Exercise directions — Where in the entries below does "title" appear? Copy every line that has it.

::::::

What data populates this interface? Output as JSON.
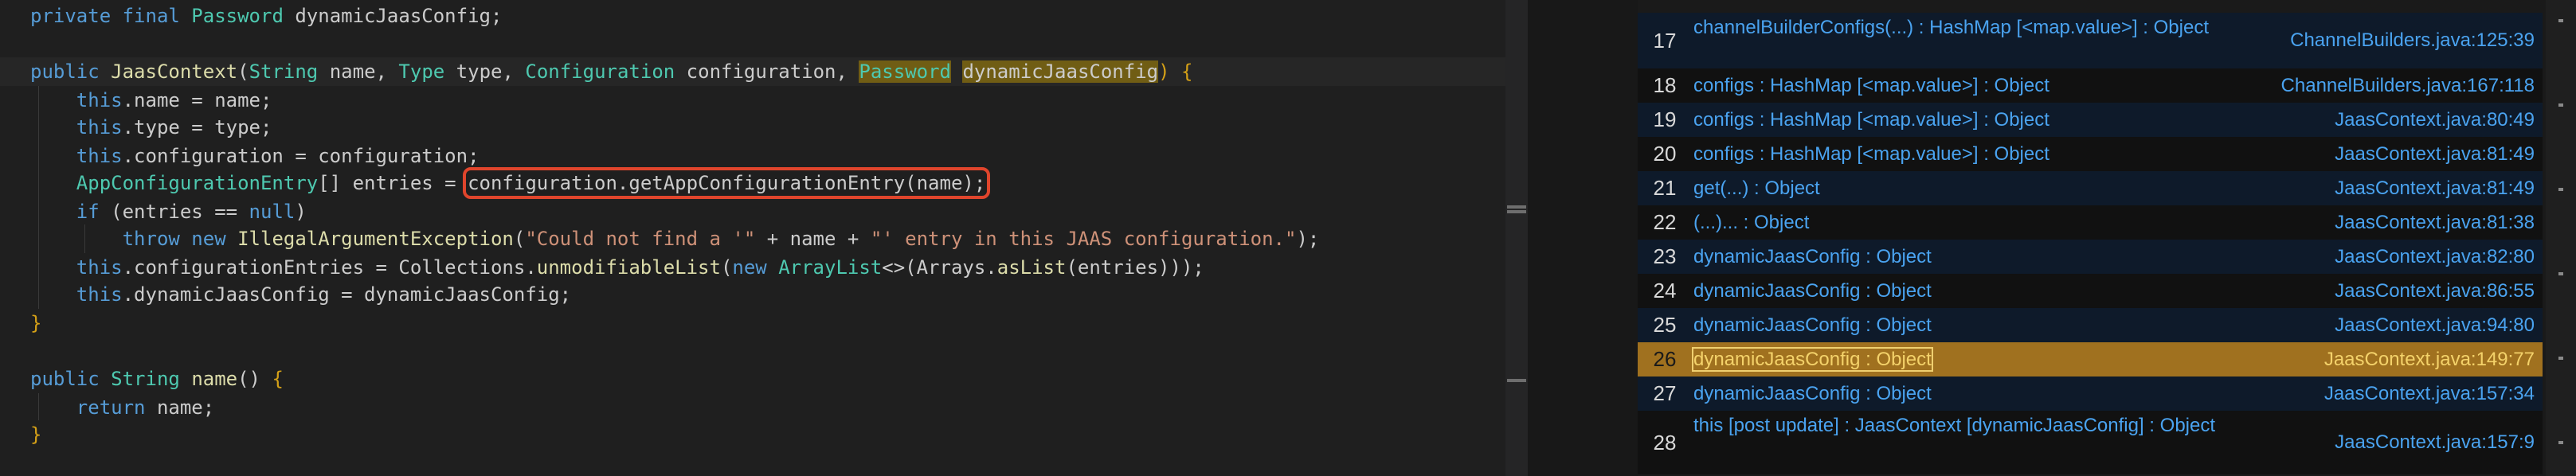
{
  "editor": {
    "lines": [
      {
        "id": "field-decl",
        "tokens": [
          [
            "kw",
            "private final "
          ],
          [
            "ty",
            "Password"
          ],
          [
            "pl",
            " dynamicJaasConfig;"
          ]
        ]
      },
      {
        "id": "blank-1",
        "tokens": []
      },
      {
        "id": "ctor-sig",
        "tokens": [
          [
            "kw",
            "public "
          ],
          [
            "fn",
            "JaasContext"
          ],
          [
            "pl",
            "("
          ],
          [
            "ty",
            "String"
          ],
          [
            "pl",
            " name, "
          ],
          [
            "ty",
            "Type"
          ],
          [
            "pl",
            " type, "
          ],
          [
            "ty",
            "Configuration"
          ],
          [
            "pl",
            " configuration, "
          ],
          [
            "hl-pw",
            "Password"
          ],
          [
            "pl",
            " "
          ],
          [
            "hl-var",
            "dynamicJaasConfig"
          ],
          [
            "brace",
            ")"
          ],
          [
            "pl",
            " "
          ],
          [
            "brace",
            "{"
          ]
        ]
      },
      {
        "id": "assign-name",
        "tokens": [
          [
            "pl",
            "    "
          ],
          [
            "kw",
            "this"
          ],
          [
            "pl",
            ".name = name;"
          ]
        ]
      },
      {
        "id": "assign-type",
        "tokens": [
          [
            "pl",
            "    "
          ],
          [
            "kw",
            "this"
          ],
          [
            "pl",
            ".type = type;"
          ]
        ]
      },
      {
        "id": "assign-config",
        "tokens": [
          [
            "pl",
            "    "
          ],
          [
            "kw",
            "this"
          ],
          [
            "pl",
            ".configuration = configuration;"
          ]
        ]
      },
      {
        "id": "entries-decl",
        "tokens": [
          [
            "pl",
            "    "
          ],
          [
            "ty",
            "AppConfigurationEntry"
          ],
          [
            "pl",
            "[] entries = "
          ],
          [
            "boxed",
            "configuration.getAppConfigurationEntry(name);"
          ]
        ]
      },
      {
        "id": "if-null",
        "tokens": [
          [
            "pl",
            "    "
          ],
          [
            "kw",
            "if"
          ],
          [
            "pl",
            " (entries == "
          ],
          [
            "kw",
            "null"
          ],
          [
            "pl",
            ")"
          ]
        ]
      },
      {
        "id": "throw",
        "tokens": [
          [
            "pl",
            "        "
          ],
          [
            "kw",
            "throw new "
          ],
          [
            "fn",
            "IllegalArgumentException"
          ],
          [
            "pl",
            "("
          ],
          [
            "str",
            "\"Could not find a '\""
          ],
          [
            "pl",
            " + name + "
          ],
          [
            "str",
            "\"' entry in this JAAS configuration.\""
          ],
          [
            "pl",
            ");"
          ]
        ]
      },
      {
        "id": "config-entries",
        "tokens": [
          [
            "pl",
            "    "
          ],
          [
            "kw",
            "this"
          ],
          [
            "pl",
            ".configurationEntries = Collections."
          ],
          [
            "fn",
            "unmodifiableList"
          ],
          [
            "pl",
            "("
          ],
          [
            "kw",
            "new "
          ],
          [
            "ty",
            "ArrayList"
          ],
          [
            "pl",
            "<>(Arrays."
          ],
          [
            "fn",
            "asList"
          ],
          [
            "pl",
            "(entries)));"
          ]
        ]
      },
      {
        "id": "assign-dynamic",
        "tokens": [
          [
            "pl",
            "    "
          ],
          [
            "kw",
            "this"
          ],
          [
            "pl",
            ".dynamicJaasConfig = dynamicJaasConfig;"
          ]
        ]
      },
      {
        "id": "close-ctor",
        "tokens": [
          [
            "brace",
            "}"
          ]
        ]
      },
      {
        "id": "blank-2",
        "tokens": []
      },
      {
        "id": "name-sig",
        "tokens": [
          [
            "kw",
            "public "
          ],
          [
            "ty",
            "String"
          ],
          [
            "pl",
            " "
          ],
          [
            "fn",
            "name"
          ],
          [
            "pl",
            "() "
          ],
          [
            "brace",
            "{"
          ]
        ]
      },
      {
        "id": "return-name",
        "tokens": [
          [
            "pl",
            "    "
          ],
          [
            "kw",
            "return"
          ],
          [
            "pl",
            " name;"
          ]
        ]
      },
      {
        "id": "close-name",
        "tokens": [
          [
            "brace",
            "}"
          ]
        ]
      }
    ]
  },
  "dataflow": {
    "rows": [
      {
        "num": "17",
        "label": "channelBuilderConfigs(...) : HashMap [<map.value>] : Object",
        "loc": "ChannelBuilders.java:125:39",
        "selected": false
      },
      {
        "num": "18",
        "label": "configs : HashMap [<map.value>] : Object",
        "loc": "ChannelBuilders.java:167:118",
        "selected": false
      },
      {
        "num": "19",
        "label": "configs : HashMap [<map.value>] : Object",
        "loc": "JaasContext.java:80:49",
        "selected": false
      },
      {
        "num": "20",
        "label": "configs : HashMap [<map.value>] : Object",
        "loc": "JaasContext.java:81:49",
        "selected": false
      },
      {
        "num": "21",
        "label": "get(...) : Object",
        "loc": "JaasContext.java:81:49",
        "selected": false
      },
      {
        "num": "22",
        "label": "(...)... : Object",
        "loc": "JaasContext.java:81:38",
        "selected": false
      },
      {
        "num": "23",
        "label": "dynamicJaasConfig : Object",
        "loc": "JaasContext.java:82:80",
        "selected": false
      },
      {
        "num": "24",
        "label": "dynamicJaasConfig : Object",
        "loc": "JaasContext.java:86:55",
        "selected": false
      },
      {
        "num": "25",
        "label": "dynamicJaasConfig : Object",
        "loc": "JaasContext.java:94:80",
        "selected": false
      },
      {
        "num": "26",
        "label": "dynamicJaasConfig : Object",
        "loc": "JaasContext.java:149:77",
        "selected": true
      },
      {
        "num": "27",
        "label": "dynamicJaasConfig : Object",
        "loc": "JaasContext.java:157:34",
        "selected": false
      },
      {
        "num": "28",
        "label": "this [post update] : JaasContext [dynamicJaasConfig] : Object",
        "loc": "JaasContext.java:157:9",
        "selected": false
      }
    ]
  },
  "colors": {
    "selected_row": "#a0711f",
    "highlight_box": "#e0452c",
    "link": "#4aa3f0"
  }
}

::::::

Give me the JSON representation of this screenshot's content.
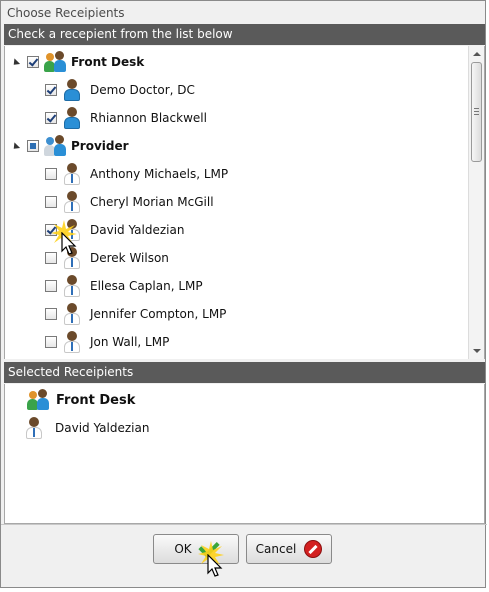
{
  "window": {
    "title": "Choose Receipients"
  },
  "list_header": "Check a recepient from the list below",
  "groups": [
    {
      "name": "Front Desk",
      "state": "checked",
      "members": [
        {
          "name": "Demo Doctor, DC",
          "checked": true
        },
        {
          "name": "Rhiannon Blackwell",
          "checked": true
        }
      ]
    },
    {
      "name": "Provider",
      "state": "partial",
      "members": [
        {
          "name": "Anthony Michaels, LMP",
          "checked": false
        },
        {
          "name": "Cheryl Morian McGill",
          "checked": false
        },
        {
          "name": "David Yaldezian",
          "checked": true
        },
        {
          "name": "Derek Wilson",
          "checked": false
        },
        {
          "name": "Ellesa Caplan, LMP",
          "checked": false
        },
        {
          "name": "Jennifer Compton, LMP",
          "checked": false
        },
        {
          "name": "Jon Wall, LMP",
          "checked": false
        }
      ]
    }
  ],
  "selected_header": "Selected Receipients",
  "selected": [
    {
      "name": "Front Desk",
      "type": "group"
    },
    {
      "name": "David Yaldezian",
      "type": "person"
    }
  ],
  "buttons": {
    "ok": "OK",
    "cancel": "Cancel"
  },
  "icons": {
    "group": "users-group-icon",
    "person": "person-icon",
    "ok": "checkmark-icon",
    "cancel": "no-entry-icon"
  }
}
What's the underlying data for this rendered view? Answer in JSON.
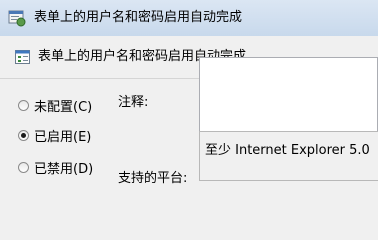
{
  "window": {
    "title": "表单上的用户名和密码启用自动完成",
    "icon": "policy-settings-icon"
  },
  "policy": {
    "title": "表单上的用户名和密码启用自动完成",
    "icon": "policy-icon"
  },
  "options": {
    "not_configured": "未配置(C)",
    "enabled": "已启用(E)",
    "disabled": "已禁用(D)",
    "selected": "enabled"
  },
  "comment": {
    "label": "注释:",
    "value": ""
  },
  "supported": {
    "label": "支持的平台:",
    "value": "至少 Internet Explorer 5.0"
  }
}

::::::

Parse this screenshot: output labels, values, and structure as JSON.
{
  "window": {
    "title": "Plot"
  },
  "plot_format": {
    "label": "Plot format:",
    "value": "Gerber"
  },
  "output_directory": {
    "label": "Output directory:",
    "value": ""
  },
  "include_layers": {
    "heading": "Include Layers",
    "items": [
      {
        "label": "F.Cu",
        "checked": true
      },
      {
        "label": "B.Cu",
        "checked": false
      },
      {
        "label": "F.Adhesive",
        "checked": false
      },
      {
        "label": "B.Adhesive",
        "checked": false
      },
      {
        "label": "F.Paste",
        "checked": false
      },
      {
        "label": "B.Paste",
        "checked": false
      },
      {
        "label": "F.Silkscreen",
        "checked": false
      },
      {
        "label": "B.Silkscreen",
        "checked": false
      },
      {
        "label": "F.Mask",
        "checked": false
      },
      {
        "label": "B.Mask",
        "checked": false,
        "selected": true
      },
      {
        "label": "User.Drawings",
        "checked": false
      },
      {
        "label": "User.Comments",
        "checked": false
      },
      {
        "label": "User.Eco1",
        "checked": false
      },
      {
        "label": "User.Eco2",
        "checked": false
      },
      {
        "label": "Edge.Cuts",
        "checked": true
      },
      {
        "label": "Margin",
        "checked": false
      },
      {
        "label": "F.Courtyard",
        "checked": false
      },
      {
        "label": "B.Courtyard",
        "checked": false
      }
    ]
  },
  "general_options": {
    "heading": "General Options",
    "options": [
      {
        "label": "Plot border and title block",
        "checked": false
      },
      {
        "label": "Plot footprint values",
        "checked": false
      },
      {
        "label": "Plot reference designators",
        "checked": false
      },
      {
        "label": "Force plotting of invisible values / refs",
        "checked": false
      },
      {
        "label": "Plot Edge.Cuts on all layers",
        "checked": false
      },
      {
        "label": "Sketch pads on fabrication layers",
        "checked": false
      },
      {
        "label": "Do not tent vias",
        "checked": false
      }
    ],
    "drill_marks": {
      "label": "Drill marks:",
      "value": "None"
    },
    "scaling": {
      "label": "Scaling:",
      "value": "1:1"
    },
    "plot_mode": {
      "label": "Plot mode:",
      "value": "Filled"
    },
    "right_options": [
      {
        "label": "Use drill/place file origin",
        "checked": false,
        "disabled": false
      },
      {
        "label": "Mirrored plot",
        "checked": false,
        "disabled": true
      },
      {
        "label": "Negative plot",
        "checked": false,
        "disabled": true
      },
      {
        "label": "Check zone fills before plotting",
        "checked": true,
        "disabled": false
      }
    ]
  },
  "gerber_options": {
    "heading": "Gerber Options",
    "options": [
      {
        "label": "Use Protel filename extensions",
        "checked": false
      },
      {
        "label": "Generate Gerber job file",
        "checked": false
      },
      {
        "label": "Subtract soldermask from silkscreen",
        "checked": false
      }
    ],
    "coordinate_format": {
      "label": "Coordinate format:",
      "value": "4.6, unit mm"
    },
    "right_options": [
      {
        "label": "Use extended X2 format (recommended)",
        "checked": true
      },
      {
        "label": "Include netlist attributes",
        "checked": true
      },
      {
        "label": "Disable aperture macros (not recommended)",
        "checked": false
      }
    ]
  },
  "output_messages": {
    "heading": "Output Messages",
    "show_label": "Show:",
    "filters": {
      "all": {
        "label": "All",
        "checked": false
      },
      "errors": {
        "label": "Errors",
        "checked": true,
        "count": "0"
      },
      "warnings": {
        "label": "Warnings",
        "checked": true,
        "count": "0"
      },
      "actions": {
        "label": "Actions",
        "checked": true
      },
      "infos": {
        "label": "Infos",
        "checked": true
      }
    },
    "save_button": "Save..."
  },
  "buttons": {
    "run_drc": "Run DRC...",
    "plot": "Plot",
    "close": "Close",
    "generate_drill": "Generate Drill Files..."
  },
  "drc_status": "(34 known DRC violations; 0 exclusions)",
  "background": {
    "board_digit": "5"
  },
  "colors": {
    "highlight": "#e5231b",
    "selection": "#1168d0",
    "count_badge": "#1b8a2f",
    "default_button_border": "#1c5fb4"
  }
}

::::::

Exercise answer —
    "title": "Choose Receipients"
    "title": "表单上的用户名和密码启用自动完成",
    "title": "表单上的用户名和密码启用自动完成",
    "title": "Plot"
        "label": "Plot border and title block",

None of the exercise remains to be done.